How to align prioritization with business objectives

a chart describing how to align priorities with objectives

Common mistakes and roadblocks in product roadmaps

As organizations scale, many voices vie to influence the road forward: outspoken customers, salespeople working to seal specific agreements, engineers envisioning cool tech they’d like to build. But beware of letting the loudest voices shape the roadmap instead of a thoughtful strategy and field data.

With a well-designed product roadmap framework, you can avoid common mistakes, such as:

  • Building what people want, not what they’re willing to pay for
  • Missing new opportunities by prioritizing the urgent over the strategic
  • Confusing the end-user with the buyer or decision-maker
  • Implementing “one-offs” requested by Sales to land a deal
  • Letting contractual commitments dominate the roadmap
  • Misidentifying features or specs as customer benefits
  • Getting consumed by tactical activities
  • Mistaking novelty or “cool” engineering for real value
  • Wasting resources on maintaining redundant systems and features due to too-slow integration
  • Failing to tamp down bugs before they grow out of control
  • Adding features instead of addressing fundamental problems

To maintain an unbiased perspective, nothing compares to getting out in the field to watch real people using your product.

The importance of product management leadership

As software companies pursue their growth journey, product management plays an essential role in keeping the company’s development on track with the larger strategy. During the start-up phase, employees from engineers to salespeople may wear many hats. But as companies mature, they need to invest in higher-order functions and specialize their operations.

At this stage, product managers own not just the prioritization but the vision of current and future development—most importantly, to ensure the product continues to solve the problem it’s designed for. To maintain an unbiased perspective, nothing compares to getting out in the field to watch real people using your product. Seeing it in action can spark inspiration for high-level strategies. Even tactical efforts like building heat maps of feature usage or reconstructing a click-to-task process can provide insights on customer pain points and improve the experience.

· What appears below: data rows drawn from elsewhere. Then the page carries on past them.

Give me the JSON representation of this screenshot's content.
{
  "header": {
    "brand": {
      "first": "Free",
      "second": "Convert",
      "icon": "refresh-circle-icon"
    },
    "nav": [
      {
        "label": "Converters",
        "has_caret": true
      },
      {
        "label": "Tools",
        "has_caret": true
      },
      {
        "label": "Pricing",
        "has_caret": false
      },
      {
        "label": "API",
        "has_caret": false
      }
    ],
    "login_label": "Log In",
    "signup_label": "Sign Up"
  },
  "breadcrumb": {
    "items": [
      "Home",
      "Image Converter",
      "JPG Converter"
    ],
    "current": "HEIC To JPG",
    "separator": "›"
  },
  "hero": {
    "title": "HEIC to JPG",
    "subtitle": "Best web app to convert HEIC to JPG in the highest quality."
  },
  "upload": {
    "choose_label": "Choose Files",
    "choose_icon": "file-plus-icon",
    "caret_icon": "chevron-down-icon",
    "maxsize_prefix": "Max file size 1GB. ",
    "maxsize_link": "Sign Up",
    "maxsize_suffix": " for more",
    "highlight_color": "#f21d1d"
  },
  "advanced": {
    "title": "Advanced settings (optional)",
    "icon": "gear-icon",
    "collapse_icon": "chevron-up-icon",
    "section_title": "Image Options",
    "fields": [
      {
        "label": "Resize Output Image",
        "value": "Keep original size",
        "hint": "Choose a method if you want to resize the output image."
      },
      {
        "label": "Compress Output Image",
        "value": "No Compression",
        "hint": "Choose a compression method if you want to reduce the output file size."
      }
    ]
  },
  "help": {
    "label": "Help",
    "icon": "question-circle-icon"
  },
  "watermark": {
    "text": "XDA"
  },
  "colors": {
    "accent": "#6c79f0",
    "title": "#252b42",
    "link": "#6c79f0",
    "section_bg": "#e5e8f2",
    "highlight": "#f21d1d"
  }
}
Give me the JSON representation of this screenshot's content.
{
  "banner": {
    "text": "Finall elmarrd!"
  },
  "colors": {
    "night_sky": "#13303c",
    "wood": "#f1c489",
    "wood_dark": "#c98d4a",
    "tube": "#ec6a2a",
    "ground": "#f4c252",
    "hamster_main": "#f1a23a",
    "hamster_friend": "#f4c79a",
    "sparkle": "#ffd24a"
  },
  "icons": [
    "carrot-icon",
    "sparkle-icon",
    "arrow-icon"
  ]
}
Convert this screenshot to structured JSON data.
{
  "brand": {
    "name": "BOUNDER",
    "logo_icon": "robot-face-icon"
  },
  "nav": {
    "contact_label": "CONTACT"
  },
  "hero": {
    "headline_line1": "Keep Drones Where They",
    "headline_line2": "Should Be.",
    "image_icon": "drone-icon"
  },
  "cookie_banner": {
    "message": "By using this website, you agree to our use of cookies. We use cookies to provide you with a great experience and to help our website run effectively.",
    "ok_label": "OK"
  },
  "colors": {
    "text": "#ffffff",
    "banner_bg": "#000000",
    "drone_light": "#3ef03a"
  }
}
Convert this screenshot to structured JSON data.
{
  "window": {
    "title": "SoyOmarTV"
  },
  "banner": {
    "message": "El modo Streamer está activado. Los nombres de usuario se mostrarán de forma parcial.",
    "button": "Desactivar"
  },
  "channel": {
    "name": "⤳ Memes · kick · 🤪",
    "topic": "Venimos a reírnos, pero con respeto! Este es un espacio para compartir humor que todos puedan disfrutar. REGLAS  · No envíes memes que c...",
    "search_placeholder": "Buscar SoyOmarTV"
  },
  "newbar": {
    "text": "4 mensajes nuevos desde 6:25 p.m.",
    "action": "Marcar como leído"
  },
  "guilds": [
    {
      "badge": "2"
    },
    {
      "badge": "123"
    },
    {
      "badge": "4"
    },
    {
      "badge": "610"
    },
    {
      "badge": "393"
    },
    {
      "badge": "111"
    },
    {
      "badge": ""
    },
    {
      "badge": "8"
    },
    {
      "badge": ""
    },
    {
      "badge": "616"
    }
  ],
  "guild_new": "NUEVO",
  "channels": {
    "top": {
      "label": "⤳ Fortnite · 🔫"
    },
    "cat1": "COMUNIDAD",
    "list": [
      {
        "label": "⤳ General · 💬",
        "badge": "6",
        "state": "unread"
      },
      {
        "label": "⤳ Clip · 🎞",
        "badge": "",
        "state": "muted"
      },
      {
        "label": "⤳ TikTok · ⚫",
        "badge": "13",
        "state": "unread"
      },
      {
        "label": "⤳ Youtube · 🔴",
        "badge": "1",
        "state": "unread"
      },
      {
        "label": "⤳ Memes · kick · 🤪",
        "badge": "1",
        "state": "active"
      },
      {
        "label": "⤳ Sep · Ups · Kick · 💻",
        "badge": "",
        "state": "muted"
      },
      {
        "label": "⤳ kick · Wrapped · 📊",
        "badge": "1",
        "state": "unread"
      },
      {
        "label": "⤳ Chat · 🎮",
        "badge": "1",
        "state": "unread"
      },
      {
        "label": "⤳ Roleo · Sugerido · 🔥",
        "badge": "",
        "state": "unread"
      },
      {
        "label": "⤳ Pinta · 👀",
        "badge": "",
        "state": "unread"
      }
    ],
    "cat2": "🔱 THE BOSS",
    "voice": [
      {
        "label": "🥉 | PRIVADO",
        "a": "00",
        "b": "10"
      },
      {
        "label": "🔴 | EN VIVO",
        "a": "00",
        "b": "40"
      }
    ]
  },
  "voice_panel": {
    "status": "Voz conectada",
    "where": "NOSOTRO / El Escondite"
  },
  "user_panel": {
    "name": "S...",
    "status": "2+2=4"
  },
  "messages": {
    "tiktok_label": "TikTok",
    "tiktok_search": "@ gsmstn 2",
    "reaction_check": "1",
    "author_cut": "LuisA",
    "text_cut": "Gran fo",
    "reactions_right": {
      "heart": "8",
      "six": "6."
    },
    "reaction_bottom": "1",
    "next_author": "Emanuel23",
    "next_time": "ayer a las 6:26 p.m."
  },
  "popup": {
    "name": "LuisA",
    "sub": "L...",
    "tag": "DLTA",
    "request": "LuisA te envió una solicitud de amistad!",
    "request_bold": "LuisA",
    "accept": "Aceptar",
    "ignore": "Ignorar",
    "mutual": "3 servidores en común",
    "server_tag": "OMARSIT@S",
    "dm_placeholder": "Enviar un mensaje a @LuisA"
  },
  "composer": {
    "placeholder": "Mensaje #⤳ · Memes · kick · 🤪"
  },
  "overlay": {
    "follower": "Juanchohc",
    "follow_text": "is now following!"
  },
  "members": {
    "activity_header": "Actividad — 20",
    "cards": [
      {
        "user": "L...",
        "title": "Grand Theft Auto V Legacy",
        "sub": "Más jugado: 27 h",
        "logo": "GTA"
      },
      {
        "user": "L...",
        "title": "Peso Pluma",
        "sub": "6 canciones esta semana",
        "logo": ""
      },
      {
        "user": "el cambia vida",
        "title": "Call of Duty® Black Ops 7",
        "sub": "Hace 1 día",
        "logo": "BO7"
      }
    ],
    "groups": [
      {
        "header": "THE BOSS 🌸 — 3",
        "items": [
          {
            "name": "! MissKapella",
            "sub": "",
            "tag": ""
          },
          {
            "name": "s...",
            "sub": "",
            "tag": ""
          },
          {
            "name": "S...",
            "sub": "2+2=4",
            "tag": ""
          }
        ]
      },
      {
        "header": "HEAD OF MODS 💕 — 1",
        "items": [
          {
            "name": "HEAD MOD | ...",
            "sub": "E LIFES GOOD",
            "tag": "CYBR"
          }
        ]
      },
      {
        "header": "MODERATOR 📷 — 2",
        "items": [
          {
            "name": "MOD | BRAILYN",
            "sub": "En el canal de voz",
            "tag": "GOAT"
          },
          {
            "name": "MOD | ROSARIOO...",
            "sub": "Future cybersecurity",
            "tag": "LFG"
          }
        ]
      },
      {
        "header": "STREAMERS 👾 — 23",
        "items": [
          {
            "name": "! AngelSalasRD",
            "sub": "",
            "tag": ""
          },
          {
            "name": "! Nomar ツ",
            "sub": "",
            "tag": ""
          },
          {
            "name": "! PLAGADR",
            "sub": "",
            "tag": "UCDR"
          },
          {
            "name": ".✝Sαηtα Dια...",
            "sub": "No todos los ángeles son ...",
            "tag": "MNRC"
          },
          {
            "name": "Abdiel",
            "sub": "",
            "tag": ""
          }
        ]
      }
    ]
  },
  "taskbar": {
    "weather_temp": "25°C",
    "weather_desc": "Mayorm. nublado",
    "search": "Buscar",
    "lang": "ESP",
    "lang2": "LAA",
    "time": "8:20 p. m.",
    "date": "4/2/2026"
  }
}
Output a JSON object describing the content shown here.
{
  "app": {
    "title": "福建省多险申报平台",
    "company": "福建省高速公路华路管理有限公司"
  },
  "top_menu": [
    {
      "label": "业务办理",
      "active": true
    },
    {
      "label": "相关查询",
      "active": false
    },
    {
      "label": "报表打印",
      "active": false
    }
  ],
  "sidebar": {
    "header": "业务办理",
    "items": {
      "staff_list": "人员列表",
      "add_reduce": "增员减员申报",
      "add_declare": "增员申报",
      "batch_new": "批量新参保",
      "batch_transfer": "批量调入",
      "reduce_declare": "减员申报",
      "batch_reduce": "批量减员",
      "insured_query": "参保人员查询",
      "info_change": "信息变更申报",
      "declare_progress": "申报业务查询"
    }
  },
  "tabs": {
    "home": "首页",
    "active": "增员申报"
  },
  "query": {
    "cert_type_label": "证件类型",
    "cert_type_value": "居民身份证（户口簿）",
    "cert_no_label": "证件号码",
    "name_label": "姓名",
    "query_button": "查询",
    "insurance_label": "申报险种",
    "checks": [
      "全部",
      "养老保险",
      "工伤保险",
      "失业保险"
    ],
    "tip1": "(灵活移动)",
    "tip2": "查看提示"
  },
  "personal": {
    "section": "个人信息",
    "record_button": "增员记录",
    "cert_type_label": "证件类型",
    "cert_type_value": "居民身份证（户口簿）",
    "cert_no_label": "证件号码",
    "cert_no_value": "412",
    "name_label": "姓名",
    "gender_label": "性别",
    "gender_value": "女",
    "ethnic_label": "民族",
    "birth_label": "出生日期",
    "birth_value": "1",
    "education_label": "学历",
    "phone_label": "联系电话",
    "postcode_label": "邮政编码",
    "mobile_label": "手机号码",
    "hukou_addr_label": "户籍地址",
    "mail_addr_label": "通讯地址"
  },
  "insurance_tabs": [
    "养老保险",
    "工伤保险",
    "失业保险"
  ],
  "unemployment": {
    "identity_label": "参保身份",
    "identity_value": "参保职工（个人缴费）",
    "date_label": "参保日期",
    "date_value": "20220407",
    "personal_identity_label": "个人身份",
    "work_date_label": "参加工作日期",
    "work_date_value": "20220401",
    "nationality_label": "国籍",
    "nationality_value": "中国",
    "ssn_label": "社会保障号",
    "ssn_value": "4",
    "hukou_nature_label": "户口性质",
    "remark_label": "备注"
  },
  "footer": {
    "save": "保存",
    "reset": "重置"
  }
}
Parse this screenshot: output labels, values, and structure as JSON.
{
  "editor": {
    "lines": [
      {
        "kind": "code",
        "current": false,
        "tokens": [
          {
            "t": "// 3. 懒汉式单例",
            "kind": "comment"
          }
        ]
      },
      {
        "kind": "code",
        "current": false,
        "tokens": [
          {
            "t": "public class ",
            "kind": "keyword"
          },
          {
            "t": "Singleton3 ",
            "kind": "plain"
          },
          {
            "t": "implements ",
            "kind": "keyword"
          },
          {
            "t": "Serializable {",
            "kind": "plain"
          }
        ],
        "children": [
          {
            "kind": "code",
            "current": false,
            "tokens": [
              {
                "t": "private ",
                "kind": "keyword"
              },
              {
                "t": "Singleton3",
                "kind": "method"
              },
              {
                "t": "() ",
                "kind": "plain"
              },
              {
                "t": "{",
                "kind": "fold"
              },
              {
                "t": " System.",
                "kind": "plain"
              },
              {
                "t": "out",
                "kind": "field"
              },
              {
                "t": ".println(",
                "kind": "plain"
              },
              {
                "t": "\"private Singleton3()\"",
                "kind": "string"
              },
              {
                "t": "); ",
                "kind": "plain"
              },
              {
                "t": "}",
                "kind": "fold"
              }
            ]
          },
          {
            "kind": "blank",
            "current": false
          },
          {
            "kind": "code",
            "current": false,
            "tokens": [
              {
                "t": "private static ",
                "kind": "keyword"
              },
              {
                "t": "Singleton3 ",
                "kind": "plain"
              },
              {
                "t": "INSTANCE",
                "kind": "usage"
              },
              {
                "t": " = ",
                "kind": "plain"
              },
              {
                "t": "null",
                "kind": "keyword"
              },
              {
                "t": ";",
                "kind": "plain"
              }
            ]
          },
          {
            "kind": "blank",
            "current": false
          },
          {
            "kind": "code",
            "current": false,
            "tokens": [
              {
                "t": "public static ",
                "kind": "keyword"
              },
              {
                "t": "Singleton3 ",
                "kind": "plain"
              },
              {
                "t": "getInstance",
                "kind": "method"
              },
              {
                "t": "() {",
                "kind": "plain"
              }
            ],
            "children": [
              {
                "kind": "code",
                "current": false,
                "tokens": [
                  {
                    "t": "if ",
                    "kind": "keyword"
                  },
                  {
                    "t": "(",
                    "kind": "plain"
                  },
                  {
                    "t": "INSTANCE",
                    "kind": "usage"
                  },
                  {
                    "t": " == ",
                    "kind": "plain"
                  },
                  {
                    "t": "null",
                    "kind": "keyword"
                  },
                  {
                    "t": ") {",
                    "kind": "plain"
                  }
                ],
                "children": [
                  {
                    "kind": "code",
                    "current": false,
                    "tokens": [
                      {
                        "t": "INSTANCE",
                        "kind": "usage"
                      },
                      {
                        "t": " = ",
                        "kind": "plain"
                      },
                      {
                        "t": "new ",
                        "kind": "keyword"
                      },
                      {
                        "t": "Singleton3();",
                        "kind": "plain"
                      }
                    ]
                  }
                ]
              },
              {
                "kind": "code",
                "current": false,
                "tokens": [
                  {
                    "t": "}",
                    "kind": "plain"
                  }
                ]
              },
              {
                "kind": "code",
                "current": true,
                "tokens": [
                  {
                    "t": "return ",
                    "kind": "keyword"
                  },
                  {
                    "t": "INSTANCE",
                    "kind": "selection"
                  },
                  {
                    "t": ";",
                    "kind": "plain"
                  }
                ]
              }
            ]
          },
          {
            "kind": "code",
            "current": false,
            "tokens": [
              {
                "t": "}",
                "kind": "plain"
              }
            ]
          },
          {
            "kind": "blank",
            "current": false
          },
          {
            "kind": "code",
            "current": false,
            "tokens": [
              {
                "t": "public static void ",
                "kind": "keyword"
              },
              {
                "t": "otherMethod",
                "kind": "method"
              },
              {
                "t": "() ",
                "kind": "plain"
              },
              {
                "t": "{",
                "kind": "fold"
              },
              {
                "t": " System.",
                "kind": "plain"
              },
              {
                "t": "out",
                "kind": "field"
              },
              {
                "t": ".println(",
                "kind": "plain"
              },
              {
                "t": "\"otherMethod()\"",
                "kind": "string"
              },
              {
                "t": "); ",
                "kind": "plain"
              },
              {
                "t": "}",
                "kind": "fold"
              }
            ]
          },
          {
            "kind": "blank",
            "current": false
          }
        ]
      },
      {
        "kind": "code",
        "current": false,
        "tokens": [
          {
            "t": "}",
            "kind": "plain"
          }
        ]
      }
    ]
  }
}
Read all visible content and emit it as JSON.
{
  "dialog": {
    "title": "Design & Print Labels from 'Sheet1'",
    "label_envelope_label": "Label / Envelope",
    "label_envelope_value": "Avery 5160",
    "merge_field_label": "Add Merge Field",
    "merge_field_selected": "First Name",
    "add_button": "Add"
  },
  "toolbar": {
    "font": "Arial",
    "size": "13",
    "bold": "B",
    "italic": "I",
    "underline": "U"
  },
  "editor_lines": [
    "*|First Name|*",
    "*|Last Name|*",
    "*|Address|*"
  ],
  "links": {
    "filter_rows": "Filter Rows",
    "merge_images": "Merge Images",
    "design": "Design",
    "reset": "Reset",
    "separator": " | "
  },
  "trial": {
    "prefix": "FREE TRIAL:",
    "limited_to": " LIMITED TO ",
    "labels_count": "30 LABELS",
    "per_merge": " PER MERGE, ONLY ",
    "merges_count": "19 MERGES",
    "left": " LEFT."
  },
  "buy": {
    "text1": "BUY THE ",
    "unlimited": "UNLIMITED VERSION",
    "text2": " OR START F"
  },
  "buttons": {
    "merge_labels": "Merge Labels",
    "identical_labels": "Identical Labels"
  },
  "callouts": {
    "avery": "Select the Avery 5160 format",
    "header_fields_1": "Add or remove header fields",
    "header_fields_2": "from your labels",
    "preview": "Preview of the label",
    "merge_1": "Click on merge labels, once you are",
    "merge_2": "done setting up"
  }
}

Here’s the bottom line.

Customers, sales partners and engineers will have input, but your product roadmap should be developed and prioritized based on data to enable truly informed decisions. It’s the key to innovating rapidly and accelerating growth without losing sight of the strategic vision. When an organization has a well-built product roadmap framework in place, the path ahead is factually supported and more clear.

Learn more about LLR’s Value Creation Team, purpose-built to collaborate with portfolio companies and help them define and execute on high-impact growth initiatives.

This GrowthBit is featured in LLR’s 2022 Growth Guide, along with other exclusive insights from our portfolio company leaders and Value Creation Team. Download the eBook here.